Too many times in my 40-plus years as a journalist I’ve been shamed by the antics of my profession. The latest came when the national media descended on Blacksburg in he aftermath of the shootings at Virginia Tech in April.
It wasn’t enough that the Virginia Tech Community faced the horror of 32 students and faculty murdered by a fellow student. The rudeness of national anchors, famous correspondents and ambitious freelancers left a sour taste in the mouths of many Southwestern Virginians, myself included.
Roanoke Times reporter Beth Macy sums a lot of it up in an excellent piece for PoynterOnline:
Roger Shepherd had no clue how she’d pulled it off, but somehow Katie Couric managed to get his cellphone number. And he was not happy about it.
Not long before she called, Shepherd had learned that his brother-in-law, Jarrett Lane, was dead, a victim of the Virginia Tech shootings.
And now Katie was on the phone, asking for an interview.
Within hours, TV trucks were lined up like train cars in front of the family’s house in the small town of Narrows, which people in these parts pronounce "Nairz."
But the national media didn’t know that. We at The Roanoke Times did.
Beth also discusses the effect the tragedy had on her and her collegues at The Roanoke Times. She talks of the difficulty of calling loved ones of those who died in Blacksburg. I was at the Times during the Vietnam war and one of my tasks as a junior member of the staff was to call the loved ones of a soldier killed in that war and gather information about the story. I never got used to making those calls.
I was at the Pentagon on 9/11 and still have trouble looking at the photographs I shot that way. At one point on that day, I saw a man in uniform sitting alongside Columbia Pike and crying. As I focused my telephoto lens on him, he looked up and mouthed the words: "Please don’t." I lowered my camera. I couldn’t take the shot.

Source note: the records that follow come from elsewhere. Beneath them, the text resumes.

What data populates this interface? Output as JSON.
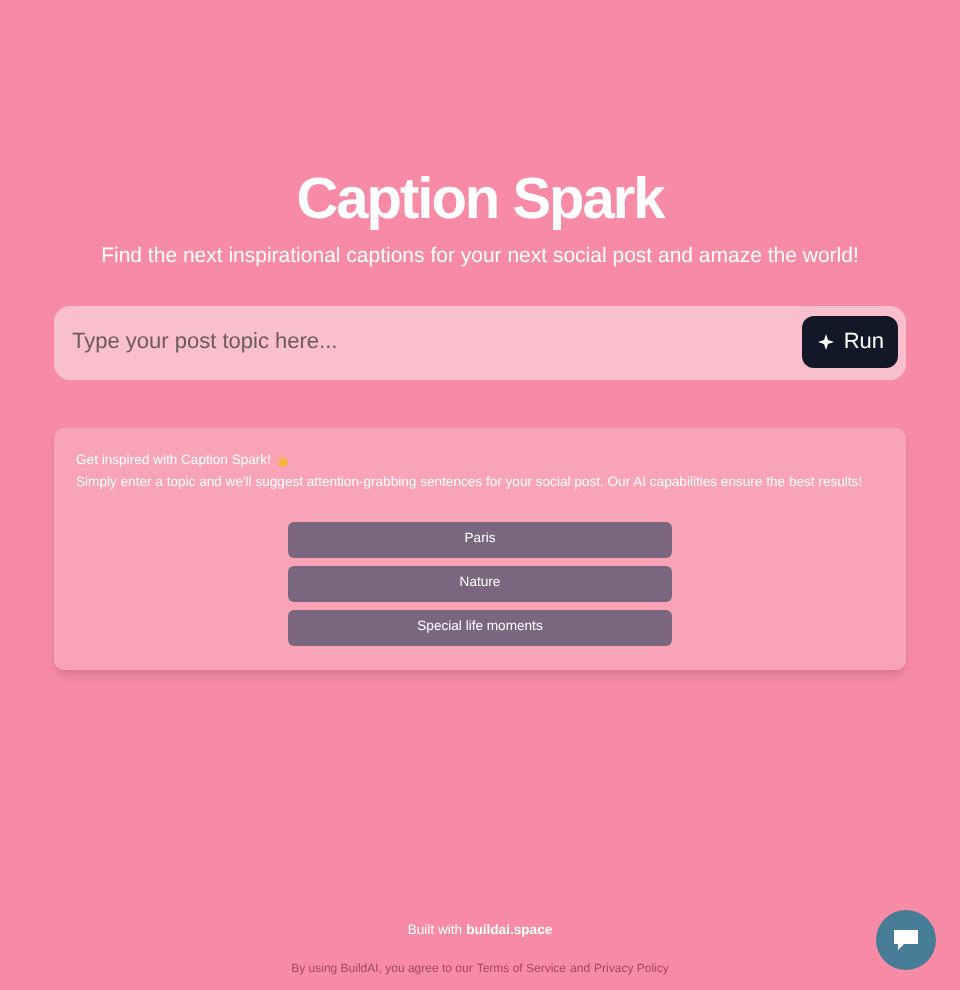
{
  "header": {
    "title": "Caption Spark",
    "subtitle": "Find the next inspirational captions for your next social post and amaze the world!"
  },
  "search": {
    "placeholder": "Type your post topic here...",
    "button": "Run"
  },
  "card": {
    "heading": "Get inspired with Caption Spark!",
    "text": "Simply enter a topic and we'll suggest attention-grabbing sentences for your social post. Our AI capabilities ensure the best results!",
    "suggestions": [
      "Paris",
      "Nature",
      "Special life moments"
    ]
  },
  "footer": {
    "built_with": "Built with",
    "brand": "buildai.space",
    "consent": "By using BuildAI, you agree to our",
    "terms": "Terms of Service",
    "and": "and",
    "privacy": "Privacy Policy"
  }
}
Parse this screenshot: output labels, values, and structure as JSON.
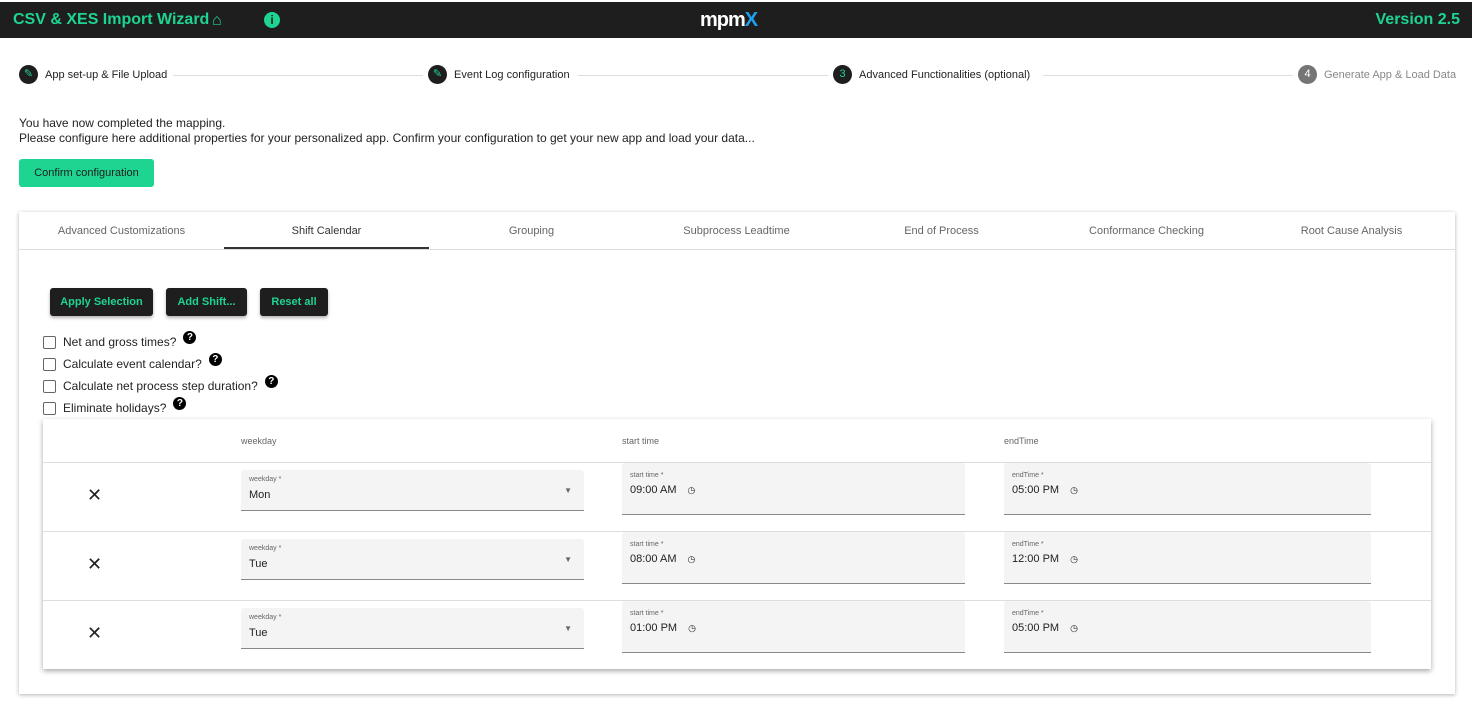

Even for someone who spent four decades covering war, violence and mayhem around the world, the horror of the Tech shootings brought back too many memories and I lost too much sleep for too long afterwards. I wrote two pieces about the events, one here on Muse and then expanded those thoughts on Capitol Hill Blue.
Yet nearly a month after the shootings I still have trouble dealing with it. Maybe three years away from the grind of daily journalism has dulled my cynicism. Maybe I’m just geting old. I don’t know.

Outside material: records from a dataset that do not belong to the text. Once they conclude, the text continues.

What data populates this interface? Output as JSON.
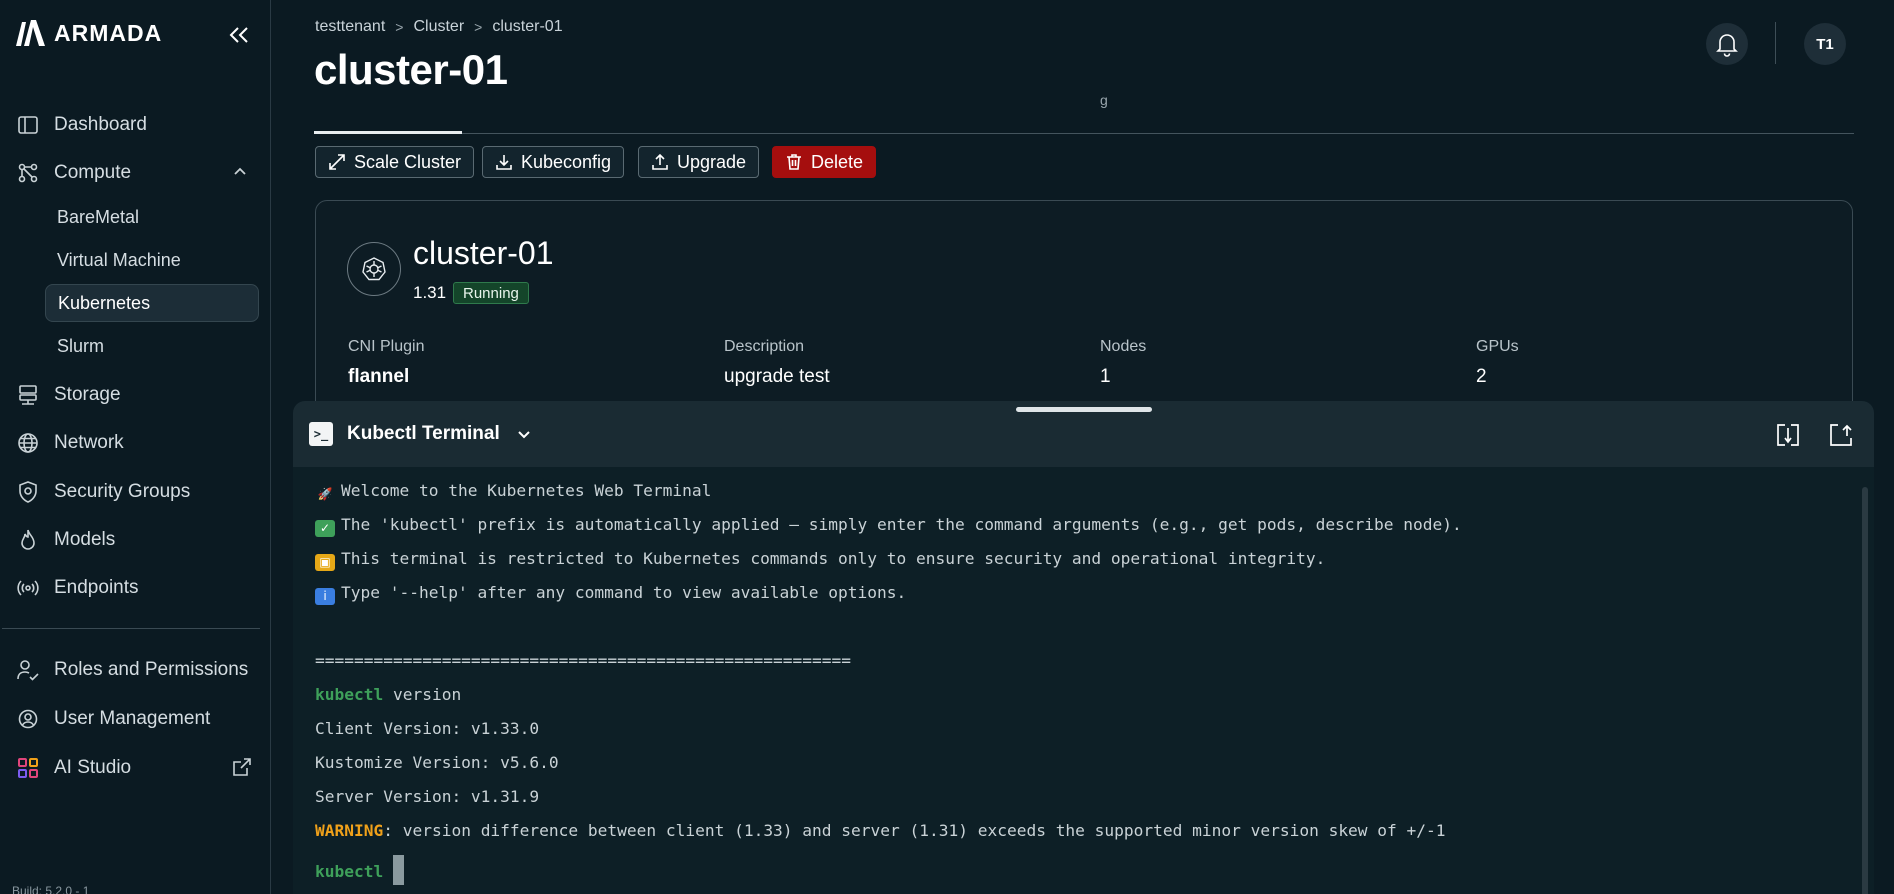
{
  "sidebar": {
    "brand": "ARMADA",
    "nav": [
      {
        "label": "Dashboard",
        "icon": "panel-icon"
      },
      {
        "label": "Compute",
        "icon": "compute-icon"
      },
      {
        "label": "Storage",
        "icon": "storage-icon"
      },
      {
        "label": "Network",
        "icon": "globe-icon"
      },
      {
        "label": "Security Groups",
        "icon": "shield-icon"
      },
      {
        "label": "Models",
        "icon": "flame-icon"
      },
      {
        "label": "Endpoints",
        "icon": "broadcast-icon"
      },
      {
        "label": "Roles and Permissions",
        "icon": "users-check-icon"
      },
      {
        "label": "User Management",
        "icon": "user-gear-icon"
      },
      {
        "label": "AI Studio",
        "icon": "grid-icon"
      }
    ],
    "compute_sub": [
      "BareMetal",
      "Virtual Machine",
      "Kubernetes",
      "Slurm"
    ],
    "active_sub": "Kubernetes",
    "build": "Build: 5.2.0 - 1"
  },
  "header": {
    "breadcrumbs": [
      "testtenant",
      "Cluster",
      "cluster-01"
    ],
    "title": "cluster-01",
    "avatar": "T1",
    "tab_glyph": "g"
  },
  "actions": {
    "scale": "Scale Cluster",
    "kubeconfig": "Kubeconfig",
    "upgrade": "Upgrade",
    "delete": "Delete"
  },
  "cluster": {
    "name": "cluster-01",
    "version": "1.31",
    "status": "Running",
    "fields": [
      {
        "label": "CNI Plugin",
        "value": "flannel"
      },
      {
        "label": "Description",
        "value": "upgrade test"
      },
      {
        "label": "Nodes",
        "value": "1"
      },
      {
        "label": "GPUs",
        "value": "2"
      }
    ]
  },
  "terminal": {
    "title": "Kubectl Terminal",
    "lines": {
      "welcome": "Welcome to the Kubernetes Web Terminal",
      "prefix": "The 'kubectl' prefix is automatically applied — simply enter the command arguments (e.g., get pods, describe node).",
      "restricted": "This terminal is restricted to Kubernetes commands only to ensure security and operational integrity.",
      "help": "Type '--help' after any command to view available options.",
      "separator": "=======================================================",
      "prompt": "kubectl",
      "cmd": " version",
      "client": "Client Version: v1.33.0",
      "kustomize": "Kustomize Version: v5.6.0",
      "server": "Server Version: v1.31.9",
      "warn_label": "WARNING",
      "warn_text": ": version difference between client (1.33) and server (1.31) exceeds the supported minor version skew of +/-1"
    }
  },
  "colors": {
    "background": "#0b1a22",
    "danger": "#a50e0e",
    "running": "#14452a",
    "prompt": "#3ea05a",
    "warning": "#f0a11a"
  }
}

Yet I’m sure that the memories of a boorish national media leaves even more scars on the Tech community. The behavior of those who were once my colleagues left me both ashamed and glad that I escaped the "get the story at any cost" cesspool.